“It started to pop out quite frequently in the second half of last season and soon it became an absolute nightmare. We had to keep it quiet because if the opposition heard about it, the first thing that happens is that someone will shoulder-charge you.”

Then he fell heavily in a game against Everton the day after his 18th birthday in March this year and there was no hiding the seriousness of the incident. “Everyone could see the pain I was in. Even just drying myself with a towel, or rolling over in bed, popped it out.”

Surgery to repair and tighten the ligaments became urgent and waking up afterwards was one of the worst nights of Walcott’s life. “When I woke up, I was absolutely in bits. My arm was completely dead and floppy after the anaesthetic. It’s all over now, though. They say I won’t be able to get full extension, but it’s 95 per cent.”

The injury kept him out of the game until August, so this season Walcott is raring to go. He has had six club first-team appearances, two as a substitute. “I just work and train hard, that’s all you can do really. And a smile on your face helps, too.”

“He never went through a sullen phase as a teenager,” his mother chips in, supportively.

Walcott’s just beginning to get used to the idea that he’s a role model. He’s aware that the young kids who support him from the stands want to support him off the field, too. Just how he has felt about his own footballing idols: Michael Owen and Thierry Henri. “You never see them in the newspapers doing dodgy stuff, which shows what professionals they are.”

All good wholesome stuff then. A manager’s dream, as well as a mother’s. Walcott has never been to a nightclub in his life, and Mel doesn’t like partying either. She confides that she didn’t always find it easy fitting in with the other England WAGs (wives and girlfriends) during the World Cup. Mel will be going back home this evening, leaving Walcott for a boys’ night in with his mates. No footballers mind, just old schoolfriends from his home village of Compton, near Newbury. They’ll be playing pool and computer games.

Does he ever feel an outsider? He shrugs. “We’re all different in football,” he says. But I’m wondering whether, at 18, he’s strong enough to be so different, to pull off the feat of demonstrating to young boys that you can be sensible, sensitive and talk about women’s issues, and be more the man for it.

And then, as our photographer says for the umpteenth time “just one more picture”, Walcott says: “No. You said that was the last, and that was the last” and walks off. It’s three o’clock, he hasn’t had any lunch, and he wants it over.

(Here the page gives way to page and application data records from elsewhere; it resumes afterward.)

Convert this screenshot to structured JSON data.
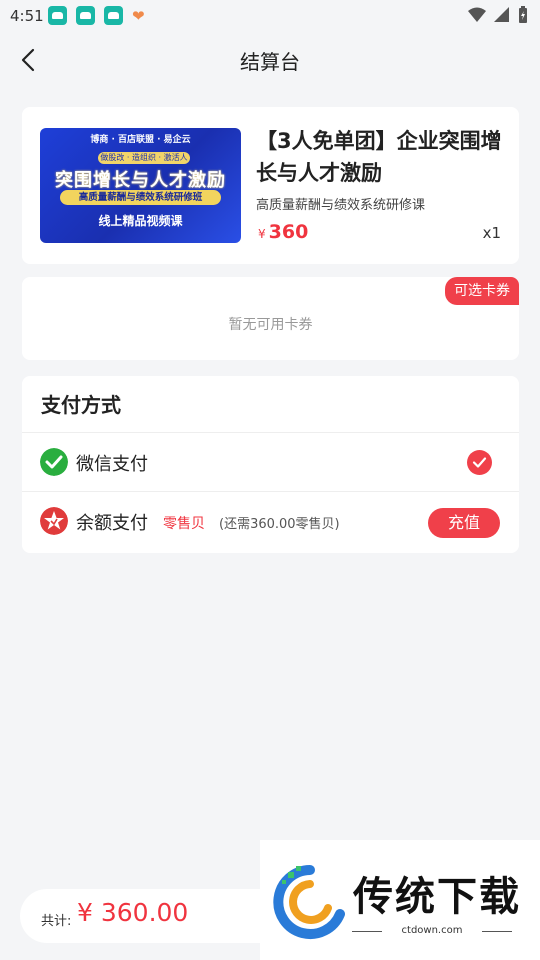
{
  "status_bar": {
    "time": "4:51"
  },
  "header": {
    "title": "结算台"
  },
  "product": {
    "thumb_top": "博商 · 百店联盟 · 易企云",
    "thumb_pill": "做股改 · 造组织 · 激活人",
    "thumb_title": "突围增长与人才激励",
    "thumb_band": "高质量薪酬与绩效系统研修班",
    "thumb_bottom": "线上精品视频课",
    "title": "【3人免单团】企业突围增长与人才激励",
    "subtitle": "高质量薪酬与绩效系统研修课",
    "currency": "¥",
    "price": "360",
    "quantity": "x1"
  },
  "coupon": {
    "badge": "可选卡券",
    "empty_text": "暂无可用卡券"
  },
  "payment": {
    "title": "支付方式",
    "wechat_label": "微信支付",
    "balance_label": "余额支付",
    "balance_brand": "零售贝",
    "balance_note": "(还需360.00零售贝)",
    "recharge_label": "充值",
    "selected": "wechat"
  },
  "footer": {
    "total_label": "共计:",
    "total_value": "¥ 360.00"
  },
  "watermark": {
    "text": "传统下载",
    "url": "ctdown.com"
  },
  "colors": {
    "accent": "#f0404a",
    "wechat": "#2aae3f",
    "background": "#f4f5f7"
  }
}
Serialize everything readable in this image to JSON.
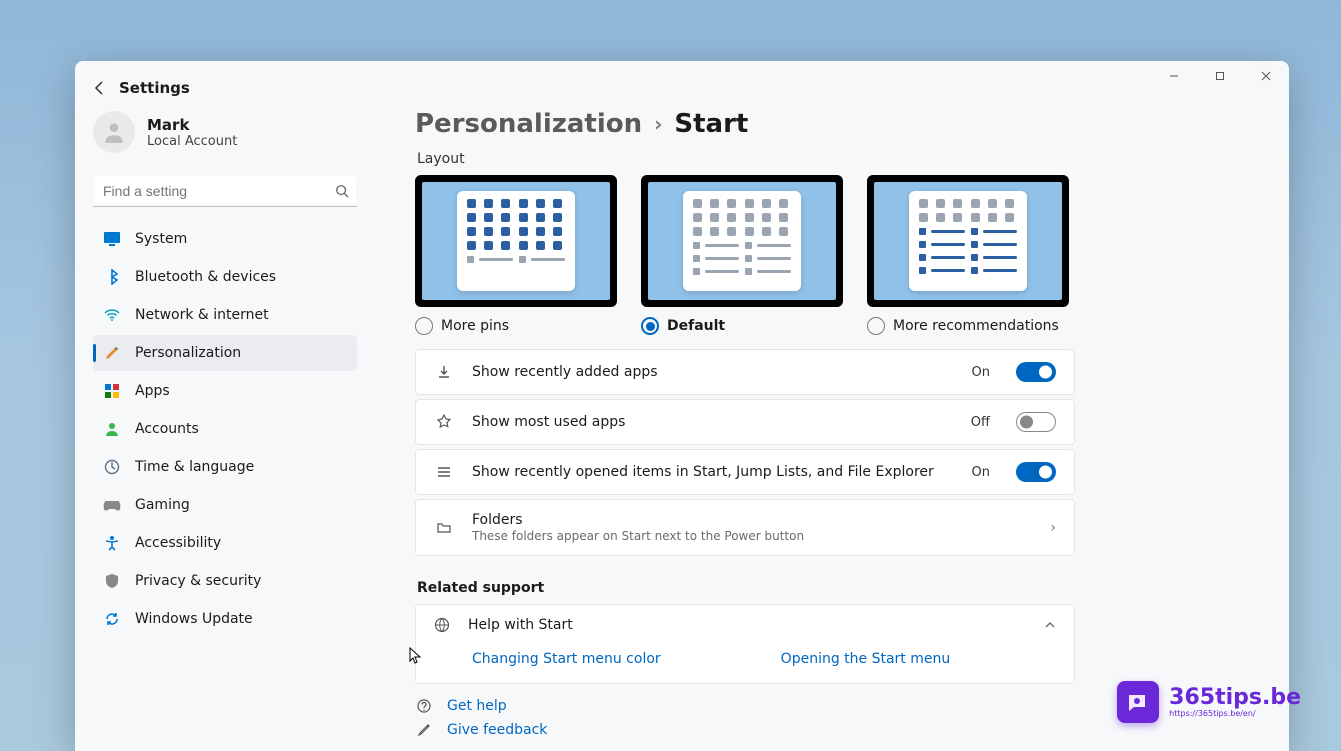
{
  "app_title": "Settings",
  "account": {
    "name": "Mark",
    "type": "Local Account"
  },
  "search": {
    "placeholder": "Find a setting"
  },
  "sidebar": {
    "items": [
      {
        "label": "System"
      },
      {
        "label": "Bluetooth & devices"
      },
      {
        "label": "Network & internet"
      },
      {
        "label": "Personalization"
      },
      {
        "label": "Apps"
      },
      {
        "label": "Accounts"
      },
      {
        "label": "Time & language"
      },
      {
        "label": "Gaming"
      },
      {
        "label": "Accessibility"
      },
      {
        "label": "Privacy & security"
      },
      {
        "label": "Windows Update"
      }
    ]
  },
  "breadcrumb": {
    "parent": "Personalization",
    "current": "Start"
  },
  "layout": {
    "heading": "Layout",
    "options": [
      {
        "label": "More pins"
      },
      {
        "label": "Default"
      },
      {
        "label": "More recommendations"
      }
    ]
  },
  "settings": {
    "recent_apps": {
      "label": "Show recently added apps",
      "state": "On"
    },
    "most_used": {
      "label": "Show most used apps",
      "state": "Off"
    },
    "recent_items": {
      "label": "Show recently opened items in Start, Jump Lists, and File Explorer",
      "state": "On"
    },
    "folders": {
      "title": "Folders",
      "sub": "These folders appear on Start next to the Power button"
    }
  },
  "related": {
    "heading": "Related support",
    "help_title": "Help with Start",
    "links": [
      "Changing Start menu color",
      "Opening the Start menu"
    ]
  },
  "footer": {
    "get_help": "Get help",
    "feedback": "Give feedback"
  },
  "watermark": {
    "text": "365tips.be",
    "sub": "https://365tips.be/en/"
  }
}
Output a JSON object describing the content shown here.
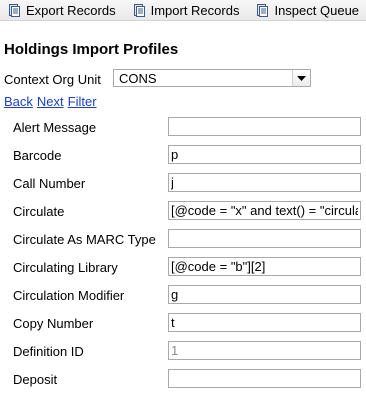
{
  "toolbar": {
    "buttons": [
      {
        "label": "Export Records",
        "icon": "document-icon"
      },
      {
        "label": "Import Records",
        "icon": "document-icon"
      },
      {
        "label": "Inspect Queue",
        "icon": "document-icon"
      }
    ]
  },
  "page": {
    "title": "Holdings Import Profiles"
  },
  "context_org": {
    "label": "Context Org Unit",
    "selected": "CONS"
  },
  "nav": {
    "back": "Back",
    "next": "Next",
    "filter": "Filter"
  },
  "fields": [
    {
      "label": "Alert Message",
      "value": ""
    },
    {
      "label": "Barcode",
      "value": "p"
    },
    {
      "label": "Call Number",
      "value": "j"
    },
    {
      "label": "Circulate",
      "value": "[@code = \"x\" and text() = \"circula"
    },
    {
      "label": "Circulate As MARC Type",
      "value": ""
    },
    {
      "label": "Circulating Library",
      "value": "[@code = \"b\"][2]"
    },
    {
      "label": "Circulation Modifier",
      "value": "g"
    },
    {
      "label": "Copy Number",
      "value": "t"
    },
    {
      "label": "Definition ID",
      "value": "1",
      "readonly": true
    },
    {
      "label": "Deposit",
      "value": ""
    }
  ]
}
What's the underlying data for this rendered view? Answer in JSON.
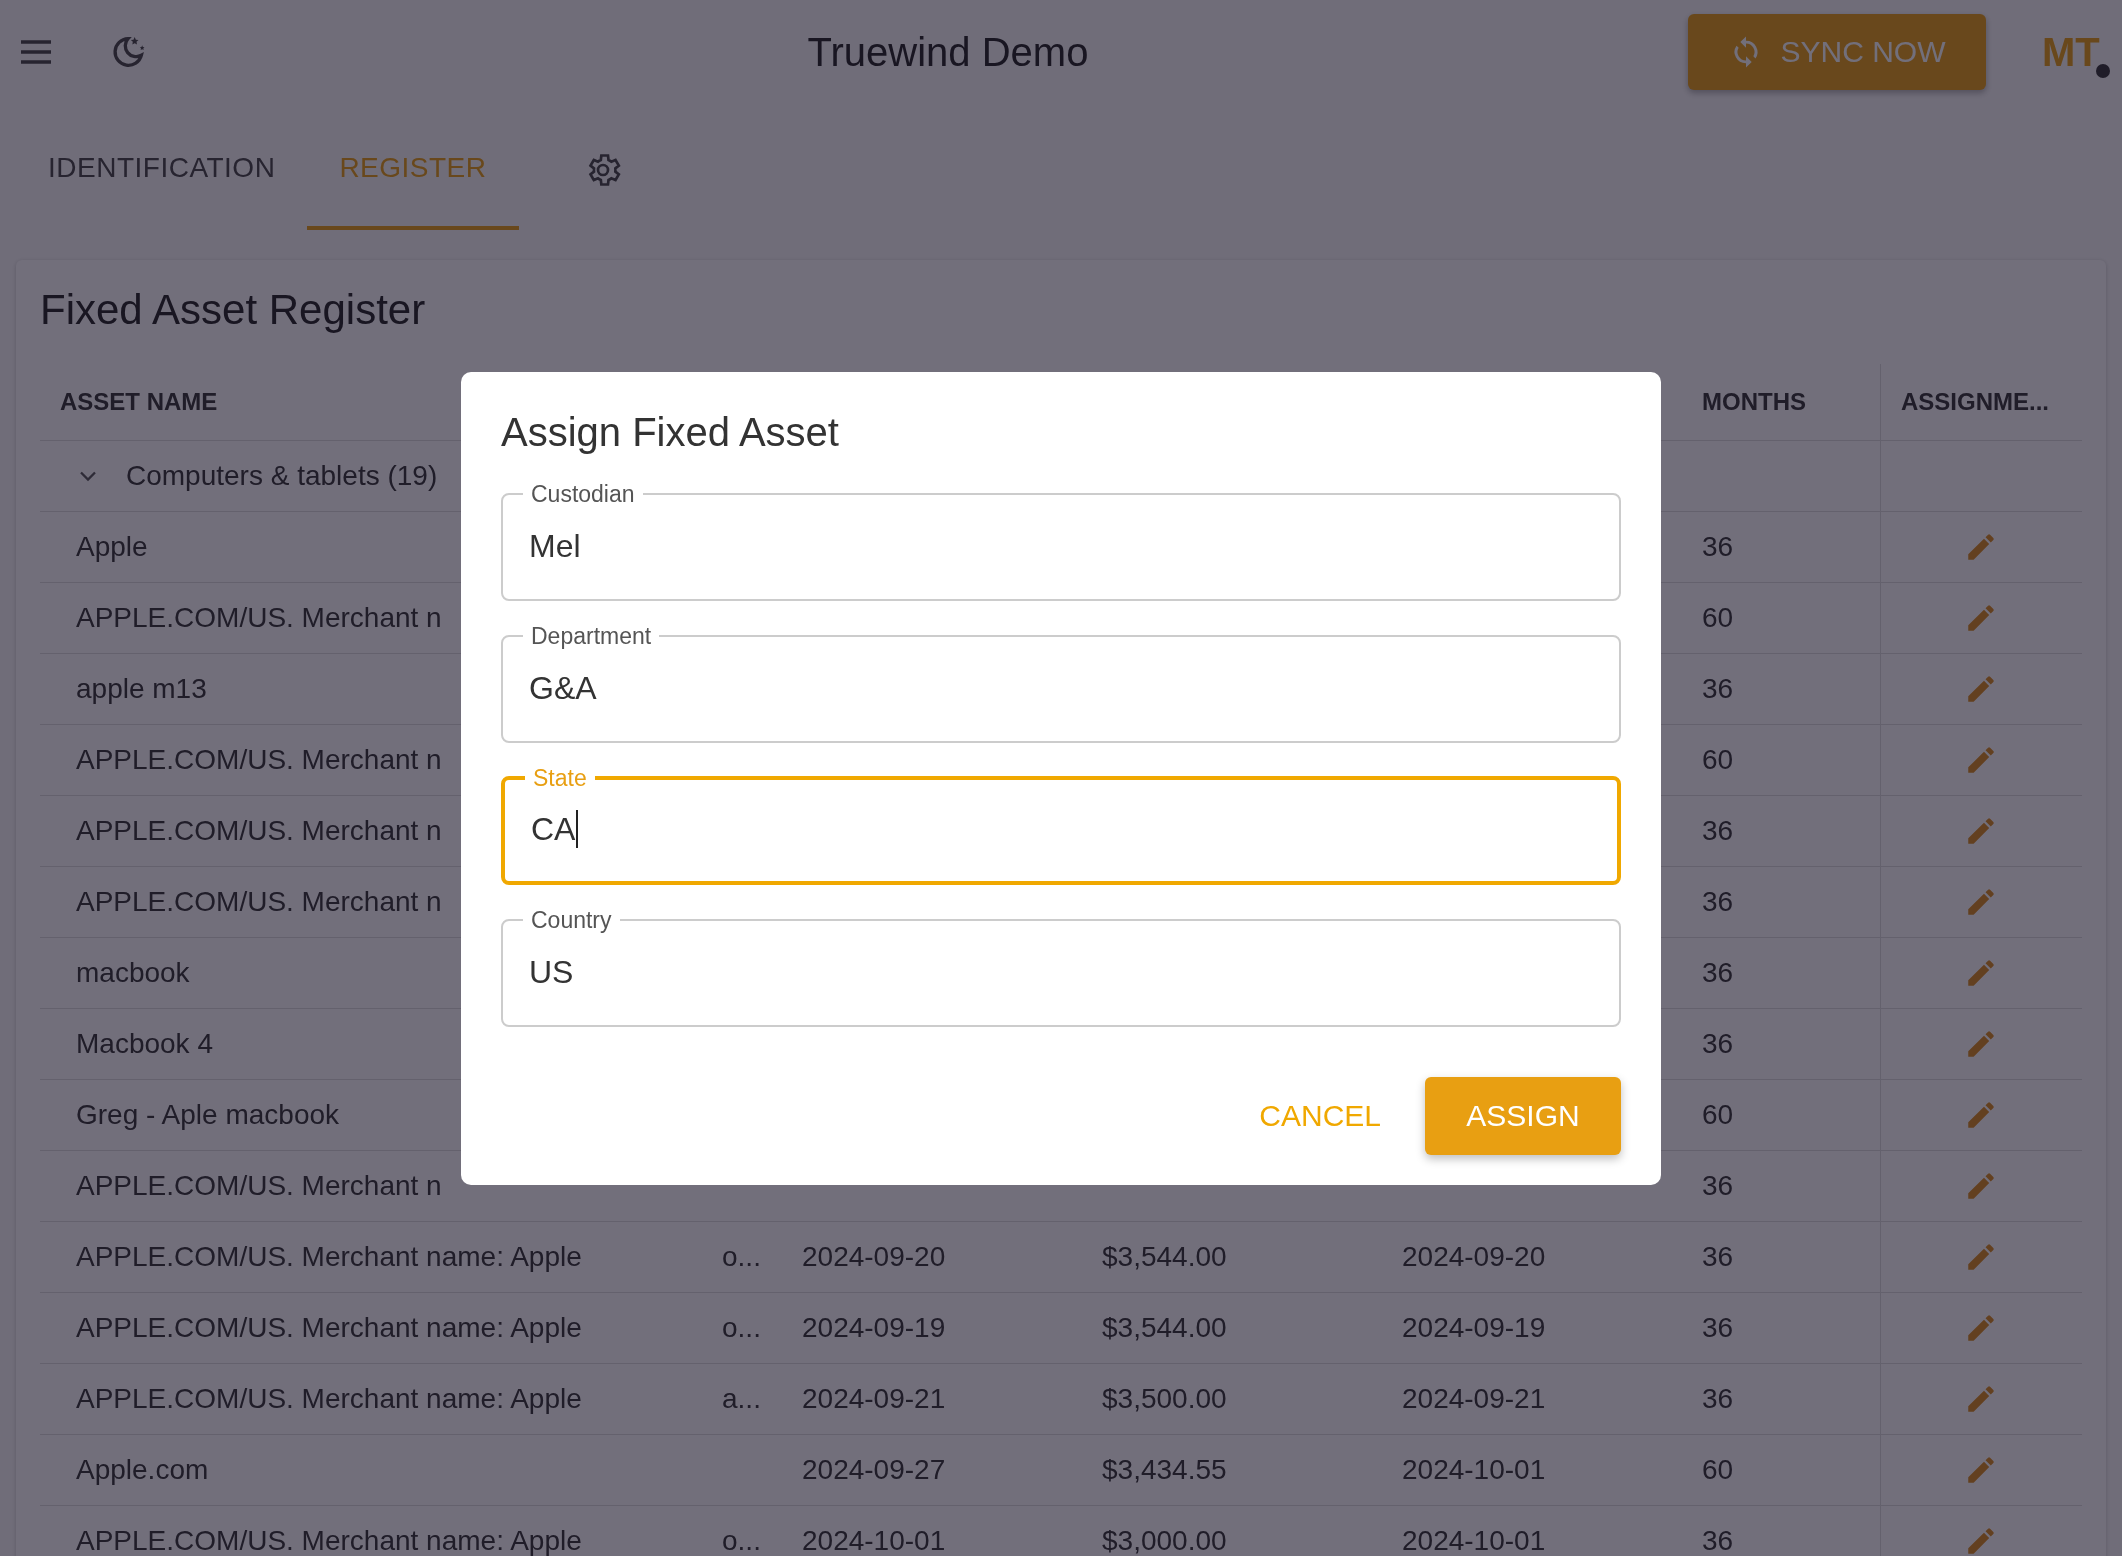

That glimpse of steel again. “You’ve got to draw a line,” his father says to me good-humouredly. “I’m glad he did that.” And I am, too.

Breast is best

The Breastfeeding Manifesto, launched by Best Beginnings and supported by Unicef, Save the Children, the Royal College of Midwives, and the British Dietetic Association, calls for:

Better training for health professionals, so that they can better help mothers to start and continue breastfeeding.

Statutory breastfeeding breaks at work.

Governments to encourage greater social acceptance of breastfeeding in public.

Children to be educated at school about the importance of breastfeeding.

Controls on the marketing of formula milk.

For more information about the campaign, or buy a T-shirt in support, visit

Breastfeeding facts:

The World Health Organisation recommends that babies are exclusively breastfed for the first six months.

In the UK, nine women out of ten stop breastfeeding before the baby is six weeks old.

If all babies were breastfed for at least three months, the reduction in gastroenteritis alone would save the NHS £35 million.

I find this article so impressive because not only is he young, popular and famous, and taking a stance that I admire, but he is representing a minority group, which I feel is a focus missing SO much when it comes to promoting breastfeeding. Studies have shown that the majority of breastfeeders are white, university educated, middle class women. We are missing the mark promoting outside this box. So when I saw this, I was incredibly excited.

My fondest wish is that Mr K grows up this enlightened and supportive of his future wife. Not that she will be good enough for him, of course. ;)